With no other team capable of challenging Mercedes’ dominance this season, the outcome of almost every race has been predictable.  The only thing about this season that has been unpredictable is Lewis Hamilton.  Hamilton is pure box-office.  No one attracts as much drama as he does.  It is his travails, his misfortunes and his altercations with his own team and teammate that have made this season in any way memorable.  So in a strange way, the 2016 season has got the champion it deserves.  Not the colourful, adventurous, inconsistent, occasionally self-destructive, mostly spectacular, boy racer Hamilton, but a bland, orderly, calculated, cerebral, conscientious, consistent driver, who, with a lot of help from his Mercedes team, has maximised his potential by taking advantage of their dominance.  Rosberg epitomises the modern driver and his world title win reflects modern F1.  Safe, mechanised, processional, self-preserving and corporate.  But very little racing.

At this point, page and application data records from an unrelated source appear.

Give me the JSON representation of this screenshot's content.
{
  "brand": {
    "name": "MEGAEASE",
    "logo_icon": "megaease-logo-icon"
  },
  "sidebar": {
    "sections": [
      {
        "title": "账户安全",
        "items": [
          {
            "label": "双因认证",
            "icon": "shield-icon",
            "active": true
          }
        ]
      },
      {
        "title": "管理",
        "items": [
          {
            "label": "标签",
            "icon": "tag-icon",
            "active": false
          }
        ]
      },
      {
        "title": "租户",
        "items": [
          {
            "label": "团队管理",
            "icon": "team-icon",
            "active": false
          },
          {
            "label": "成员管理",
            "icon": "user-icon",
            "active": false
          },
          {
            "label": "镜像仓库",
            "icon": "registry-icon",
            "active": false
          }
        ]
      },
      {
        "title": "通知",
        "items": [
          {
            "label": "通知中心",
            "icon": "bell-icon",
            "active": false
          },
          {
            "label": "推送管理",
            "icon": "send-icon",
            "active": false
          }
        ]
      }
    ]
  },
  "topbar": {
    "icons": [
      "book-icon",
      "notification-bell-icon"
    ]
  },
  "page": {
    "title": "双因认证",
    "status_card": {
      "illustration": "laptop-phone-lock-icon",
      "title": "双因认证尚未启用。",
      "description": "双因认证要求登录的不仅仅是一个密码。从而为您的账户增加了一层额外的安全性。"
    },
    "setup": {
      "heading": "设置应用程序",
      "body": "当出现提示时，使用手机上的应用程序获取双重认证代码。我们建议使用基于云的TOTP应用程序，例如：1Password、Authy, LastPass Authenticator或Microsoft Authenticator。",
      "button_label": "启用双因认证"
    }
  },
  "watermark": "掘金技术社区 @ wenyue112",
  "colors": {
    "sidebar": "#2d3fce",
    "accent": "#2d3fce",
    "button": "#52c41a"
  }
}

Actual racing requires combustible boy racers, monstrous cars and fierce competition from different teams.  Without competition sport has no purpose.  Without competition from drivers of other teams, the 2016 constructors’ title was a Mercedes procession and the drivers’ title was a Mercedes hegemony compromised by their internal team strategy.  If this is the best F1 can offer, why would any fan bother to turn up next year?

The only hope is that with new regulations coming into the sport in 2017, it will make the other teams such as Red Bull with their exciting drivers Max Verstappen and Daniel Ricciardo, and Ferrari with world champions Sebastian Vettel and Kimi Raikkonen, more competitive and we can finally get to see some honest racing again.